"Dirty" injectors are a commonly encountered problem. Dirty
is actually a misnomer because the problem isn't dirt but rather
a buildup of fuel varnish in the injector nozzle. The olefins
(heavy waxy substances) in gasoline form deposits that gradually
accumulate and restrict injector nozzles. When this happens, the
injector's normal cone-shaped spray pattern develops streamers
that inhibit proper fuel atomization. Deposits also restrict the
size of the opening and reduce the amount of fuel that's
delivered per squirt, which leans out the fuel mixture causing
hesitation, lean misfire, rough idle and similar driveability
Though dirty injectors can often be cleaned with fuel
additives, by feeding pressurized solvent into the fuel rail to
flush the injectors on the vehicle, or by removing the injectors
and cleaning them on special off-car cleaning equipment,
sometimes the injectors are too badly clogged to be fully
restored by cleaning.
HOW TO TELL IF INJECTORS ARE DIRTY
If a vehicle ix experiencing driveability symptoms that would suggest
a lean fuel condition (hard starting, rough idle, lean misfire at idle,
hesitation or stumble when accelerating, poor performance, etc.) the
following tests can be used to verify dirty injectors:
* Power balance test -- Compares rpm drop between cylinders to
identify weak cylinders. If compression is the same in all the
cylinders, a single weak cylinder would probably indicate a dirty or
dead injector. If all the injectors are dirty, this test won't help
* Fuel pressure drop test -- Measures drop in fuel pressure after
fuel line is pressurized and engine is turned off. A gauge is used
to measure the pressure drop when each injector is energized for the
same period of time (a few seconds). Any injector that shows less
of a drop than the rest is probably restricted.
* Off-car flow test. Injectors are removed from the engine and
mounted on a flow bench. The amount of fuel that flows through the
injectors into calibrated tubes is measured and compared. Flow
should not vary more than 5% cylinder to cylinder. Low flowing
injectors need to be cleaned or replaced.
Injector replacement is also necessary if an injector is worn
(which is not uncommon in high mileage engines) or has failed

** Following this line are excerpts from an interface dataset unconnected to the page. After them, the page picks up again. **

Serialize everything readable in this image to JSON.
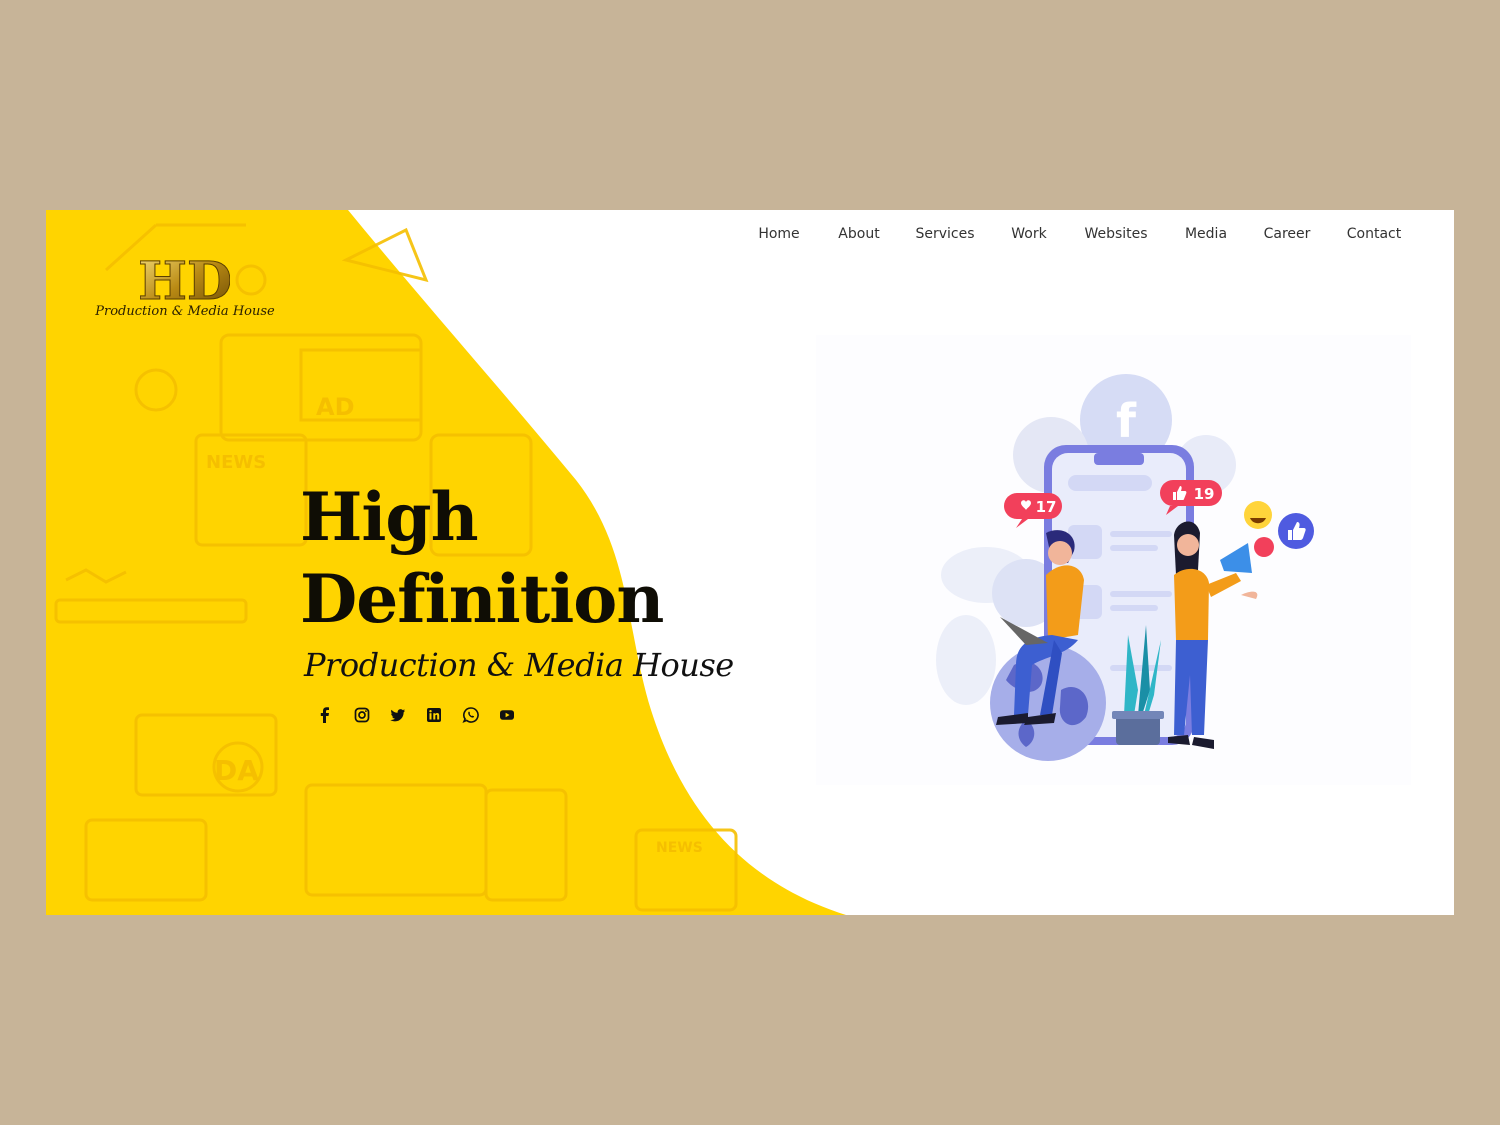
{
  "brand": {
    "logo_mark": "HD",
    "logo_subtitle": "Production & Media House"
  },
  "nav": {
    "items": [
      {
        "label": "Home"
      },
      {
        "label": "About"
      },
      {
        "label": "Services"
      },
      {
        "label": "Work"
      },
      {
        "label": "Websites"
      },
      {
        "label": "Media"
      },
      {
        "label": "Career"
      },
      {
        "label": "Contact"
      }
    ]
  },
  "hero": {
    "title_line1": "High",
    "title_line2": "Definition",
    "subtitle": "Production & Media House",
    "background_color": "#ffd400"
  },
  "social": [
    {
      "icon": "facebook-icon"
    },
    {
      "icon": "instagram-icon"
    },
    {
      "icon": "twitter-icon"
    },
    {
      "icon": "linkedin-icon"
    },
    {
      "icon": "whatsapp-icon"
    },
    {
      "icon": "youtube-icon"
    }
  ],
  "illustration": {
    "like_count_1": "17",
    "like_count_2": "19",
    "bg_pattern_labels": {
      "ad": "AD",
      "news": "NEWS",
      "da": "DA",
      "news_mirror": "NEWS"
    }
  }
}
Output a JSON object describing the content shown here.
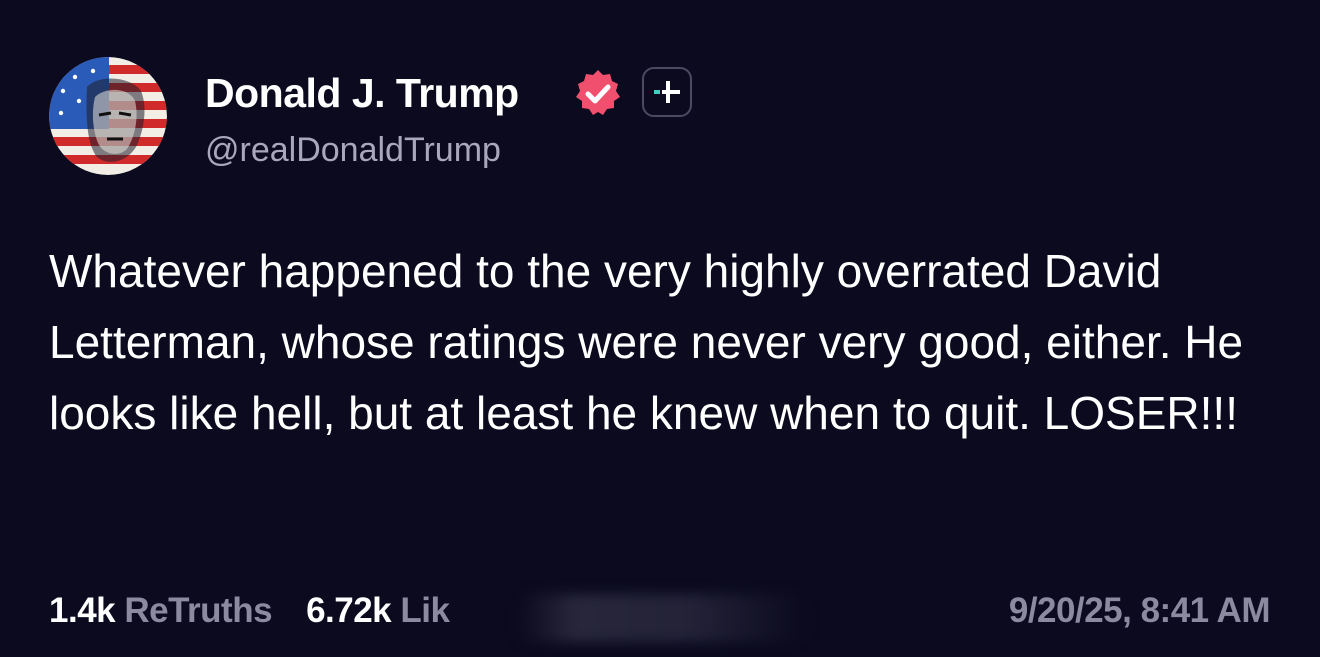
{
  "author": {
    "display_name": "Donald J. Trump",
    "handle": "@realDonaldTrump",
    "avatar_icon": "flag-portrait-avatar",
    "verified_icon": "verified-badge-icon",
    "follow_icon": "plus-icon"
  },
  "post": {
    "text": "Whatever happened to the very highly overrated David Letterman, whose ratings were never very good, either. He looks like hell, but at least he knew when to quit. LOSER!!!"
  },
  "stats": {
    "retruths_count": "1.4k",
    "retruths_label": "ReTruths",
    "likes_count": "6.72k",
    "likes_label": "Lik"
  },
  "timestamp": "9/20/25, 8:41 AM",
  "colors": {
    "background": "#0b0a1e",
    "verified": "#f0506e",
    "accent_teal": "#3fd0c0",
    "muted_text": "#8b8aa0"
  }
}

electrically (shorted or open). A working injector will make a
buzzing noise as it cycles open and shut, but a dead injector
will remain silent.

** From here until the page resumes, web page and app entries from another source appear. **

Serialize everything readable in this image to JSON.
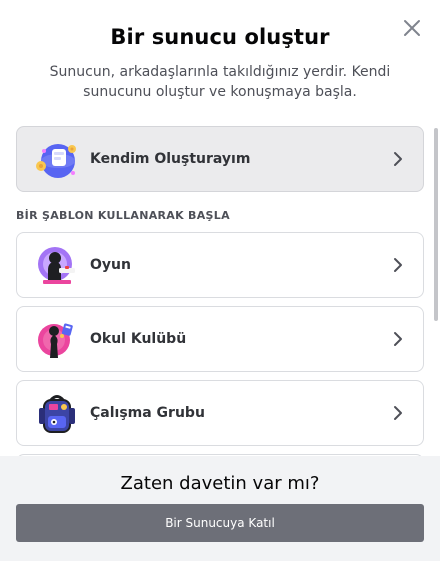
{
  "modal": {
    "title": "Bir sunucu oluştur",
    "subtitle": "Sunucun, arkadaşlarınla takıldığınız yerdir. Kendi sunucunu oluştur ve konuşmaya başla."
  },
  "options": {
    "create_own": {
      "label": "Kendim Oluşturayım",
      "icon": "globe-sticker-icon"
    },
    "template_header": "BİR ŞABLON KULLANARAK BAŞLA",
    "templates": [
      {
        "label": "Oyun",
        "icon": "gaming-sticker-icon"
      },
      {
        "label": "Okul Kulübü",
        "icon": "school-club-sticker-icon"
      },
      {
        "label": "Çalışma Grubu",
        "icon": "backpack-sticker-icon"
      }
    ]
  },
  "footer": {
    "title": "Zaten davetin var mı?",
    "join_button": "Bir Sunucuya Katıl"
  },
  "colors": {
    "primary_option_bg": "#ebebed",
    "footer_bg": "#f2f3f5",
    "join_button_bg": "#6d6f78"
  }
}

Accurate diagnosis of injector problems is essential before
any parts are replaced to rule out other possibilities. A bad

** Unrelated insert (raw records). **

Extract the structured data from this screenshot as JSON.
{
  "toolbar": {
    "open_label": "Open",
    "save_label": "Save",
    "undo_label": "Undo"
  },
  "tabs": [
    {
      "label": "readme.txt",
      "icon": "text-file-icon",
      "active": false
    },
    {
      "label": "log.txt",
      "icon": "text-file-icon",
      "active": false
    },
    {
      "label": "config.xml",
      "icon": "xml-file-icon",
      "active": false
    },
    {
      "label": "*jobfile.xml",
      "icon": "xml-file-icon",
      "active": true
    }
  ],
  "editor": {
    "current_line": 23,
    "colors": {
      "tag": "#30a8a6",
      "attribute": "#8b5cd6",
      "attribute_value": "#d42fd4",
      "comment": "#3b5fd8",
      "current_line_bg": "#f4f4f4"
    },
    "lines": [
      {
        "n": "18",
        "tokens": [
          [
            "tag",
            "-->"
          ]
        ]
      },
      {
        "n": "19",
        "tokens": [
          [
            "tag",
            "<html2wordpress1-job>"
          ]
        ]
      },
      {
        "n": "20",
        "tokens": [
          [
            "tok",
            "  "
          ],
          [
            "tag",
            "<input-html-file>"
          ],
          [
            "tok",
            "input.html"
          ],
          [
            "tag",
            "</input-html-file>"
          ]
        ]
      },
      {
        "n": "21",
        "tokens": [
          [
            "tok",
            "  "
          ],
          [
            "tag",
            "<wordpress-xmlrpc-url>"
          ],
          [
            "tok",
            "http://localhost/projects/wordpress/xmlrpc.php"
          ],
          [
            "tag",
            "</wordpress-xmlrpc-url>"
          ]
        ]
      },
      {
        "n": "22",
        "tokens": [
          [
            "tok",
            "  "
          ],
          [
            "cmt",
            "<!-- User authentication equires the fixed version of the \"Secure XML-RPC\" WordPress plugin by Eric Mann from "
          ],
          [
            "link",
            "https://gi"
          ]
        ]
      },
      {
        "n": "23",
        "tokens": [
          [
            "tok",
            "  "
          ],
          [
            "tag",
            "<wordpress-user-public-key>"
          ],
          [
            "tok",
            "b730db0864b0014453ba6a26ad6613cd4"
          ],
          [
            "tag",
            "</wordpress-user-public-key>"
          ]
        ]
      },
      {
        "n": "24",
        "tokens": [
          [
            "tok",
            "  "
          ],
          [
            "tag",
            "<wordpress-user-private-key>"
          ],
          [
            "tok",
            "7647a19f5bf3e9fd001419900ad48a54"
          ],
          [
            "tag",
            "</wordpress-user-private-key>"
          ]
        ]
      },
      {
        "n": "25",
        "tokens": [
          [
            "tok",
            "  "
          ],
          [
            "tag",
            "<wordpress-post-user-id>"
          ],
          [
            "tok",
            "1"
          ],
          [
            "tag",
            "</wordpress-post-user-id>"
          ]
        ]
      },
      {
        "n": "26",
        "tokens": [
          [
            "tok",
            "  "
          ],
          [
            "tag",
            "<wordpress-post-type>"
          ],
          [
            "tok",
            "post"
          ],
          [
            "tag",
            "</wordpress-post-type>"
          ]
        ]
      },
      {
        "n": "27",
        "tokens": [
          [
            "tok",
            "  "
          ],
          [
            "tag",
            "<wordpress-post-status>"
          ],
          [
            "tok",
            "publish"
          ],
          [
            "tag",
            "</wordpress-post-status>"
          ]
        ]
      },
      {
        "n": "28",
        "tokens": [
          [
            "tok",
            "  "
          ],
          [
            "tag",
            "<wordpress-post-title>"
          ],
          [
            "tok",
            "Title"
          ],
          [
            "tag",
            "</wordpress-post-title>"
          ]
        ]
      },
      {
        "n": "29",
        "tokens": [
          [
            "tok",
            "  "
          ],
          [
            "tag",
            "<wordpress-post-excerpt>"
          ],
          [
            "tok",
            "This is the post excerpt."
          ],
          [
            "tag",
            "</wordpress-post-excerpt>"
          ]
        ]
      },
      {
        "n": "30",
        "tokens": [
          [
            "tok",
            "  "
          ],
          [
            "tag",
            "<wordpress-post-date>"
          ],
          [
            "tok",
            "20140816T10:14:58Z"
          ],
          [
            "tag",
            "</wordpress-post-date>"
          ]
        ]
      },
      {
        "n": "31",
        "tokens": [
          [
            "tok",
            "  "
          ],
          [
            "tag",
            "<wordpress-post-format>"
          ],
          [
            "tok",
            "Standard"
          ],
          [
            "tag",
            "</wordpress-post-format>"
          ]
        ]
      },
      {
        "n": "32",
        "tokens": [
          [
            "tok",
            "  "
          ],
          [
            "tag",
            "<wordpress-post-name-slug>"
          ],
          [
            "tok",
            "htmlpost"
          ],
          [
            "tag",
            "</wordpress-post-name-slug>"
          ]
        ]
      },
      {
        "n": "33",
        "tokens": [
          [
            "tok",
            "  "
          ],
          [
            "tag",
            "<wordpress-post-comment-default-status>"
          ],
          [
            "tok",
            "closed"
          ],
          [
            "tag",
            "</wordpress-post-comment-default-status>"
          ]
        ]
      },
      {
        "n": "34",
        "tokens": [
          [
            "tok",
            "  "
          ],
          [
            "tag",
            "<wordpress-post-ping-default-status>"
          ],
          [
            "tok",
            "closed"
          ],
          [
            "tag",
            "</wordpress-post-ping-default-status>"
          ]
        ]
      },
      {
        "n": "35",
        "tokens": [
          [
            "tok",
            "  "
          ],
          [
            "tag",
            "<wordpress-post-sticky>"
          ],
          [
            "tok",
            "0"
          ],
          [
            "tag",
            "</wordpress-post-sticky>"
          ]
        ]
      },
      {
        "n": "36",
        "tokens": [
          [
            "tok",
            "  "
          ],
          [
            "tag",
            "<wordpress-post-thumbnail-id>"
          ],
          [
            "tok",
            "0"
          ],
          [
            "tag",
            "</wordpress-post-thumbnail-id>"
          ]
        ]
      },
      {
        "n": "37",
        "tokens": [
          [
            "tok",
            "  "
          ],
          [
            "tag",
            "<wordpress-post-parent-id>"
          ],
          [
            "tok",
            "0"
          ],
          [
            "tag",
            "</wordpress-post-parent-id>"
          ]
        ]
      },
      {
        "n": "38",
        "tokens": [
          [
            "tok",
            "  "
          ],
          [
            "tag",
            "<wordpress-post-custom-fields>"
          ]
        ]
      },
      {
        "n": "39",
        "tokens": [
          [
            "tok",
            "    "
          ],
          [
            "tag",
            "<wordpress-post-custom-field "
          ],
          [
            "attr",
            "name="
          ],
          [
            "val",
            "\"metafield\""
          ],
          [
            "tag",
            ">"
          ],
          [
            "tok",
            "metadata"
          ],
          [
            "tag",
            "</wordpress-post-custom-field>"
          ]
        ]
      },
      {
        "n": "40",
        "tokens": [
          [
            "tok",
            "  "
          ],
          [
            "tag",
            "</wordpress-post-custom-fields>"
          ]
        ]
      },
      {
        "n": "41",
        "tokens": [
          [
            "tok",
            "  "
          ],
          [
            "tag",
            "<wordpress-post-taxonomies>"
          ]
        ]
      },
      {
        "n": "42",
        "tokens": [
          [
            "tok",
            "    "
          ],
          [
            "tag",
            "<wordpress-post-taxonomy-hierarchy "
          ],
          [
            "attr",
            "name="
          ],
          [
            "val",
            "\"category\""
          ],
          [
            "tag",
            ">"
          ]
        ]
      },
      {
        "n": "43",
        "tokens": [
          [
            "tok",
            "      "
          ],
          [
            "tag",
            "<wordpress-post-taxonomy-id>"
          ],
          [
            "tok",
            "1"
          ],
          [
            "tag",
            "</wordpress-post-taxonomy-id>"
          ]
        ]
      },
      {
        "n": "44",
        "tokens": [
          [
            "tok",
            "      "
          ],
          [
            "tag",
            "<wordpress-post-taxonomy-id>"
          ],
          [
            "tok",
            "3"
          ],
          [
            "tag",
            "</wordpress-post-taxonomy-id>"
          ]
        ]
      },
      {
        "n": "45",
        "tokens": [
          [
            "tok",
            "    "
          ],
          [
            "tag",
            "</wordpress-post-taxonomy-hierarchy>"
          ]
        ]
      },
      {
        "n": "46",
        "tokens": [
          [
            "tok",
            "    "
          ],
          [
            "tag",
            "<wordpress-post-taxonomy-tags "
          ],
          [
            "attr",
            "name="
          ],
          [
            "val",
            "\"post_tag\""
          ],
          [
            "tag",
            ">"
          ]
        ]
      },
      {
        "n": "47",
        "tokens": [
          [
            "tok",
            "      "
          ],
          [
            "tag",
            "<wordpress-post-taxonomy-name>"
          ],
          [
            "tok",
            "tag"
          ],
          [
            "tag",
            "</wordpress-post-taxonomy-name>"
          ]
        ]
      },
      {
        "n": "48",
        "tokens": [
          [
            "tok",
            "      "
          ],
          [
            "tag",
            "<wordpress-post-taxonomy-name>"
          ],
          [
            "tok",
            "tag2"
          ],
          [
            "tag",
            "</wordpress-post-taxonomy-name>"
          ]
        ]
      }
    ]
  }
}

wiring connector or computer circuit can render an injector
inoperative. Air leaks past the rubber O-ring seal at the base
of an injector can also mimic the symptoms of a clogged injector.
WHAT CAUSES IT
The following are all factors that can cause fuel injector
clogging and restrictions:
* Low quality gasoline -- Many discount brands of gasoline do
not contain adequate levels of detergent to keep fuel injectors
* Injector soak time - Worst case scenario would be 15
minutes of running followed by 45 minutes of hot soak, what
around-town driving does. Deposits don't form while the fuel is
flowing: only when it stops.
* Injector design - Pintle style injectors are more likely
to clog up than injectors with ball or disc style valves.
* Fuel system configuration and injector tip temperature -
High tip temperature means the formation of deposits, and the
hotter it is, the more rapid the progress. Low hood lines and
tightly packed engine compartments don't help.
* Geographical considerations - Injector failure rate is
higher where it's hot and dry.
* EGR and PCV - Deposits on injectors and valves are
promoted by EGR and PCV gases present in the intake passages at
shutdown, which condense onto sensitive surfaces. This appears
to be a big part of the mechanism that plugs injectors.
* Poor intake filtration - Leaking intake housing seals and
gaskets can allow dirty air into the intake system, increasing
* Fuel stress - The constant heating and pumping of fuel
through the pressure regulator and return line in a typical
multiport injection setup may cause subtle chemical changes that
can contribute to deposit formation.
* Engine operating temperatures and thermal characteristics
- Heat is a big part of the problem so the cooling system design
and function are important.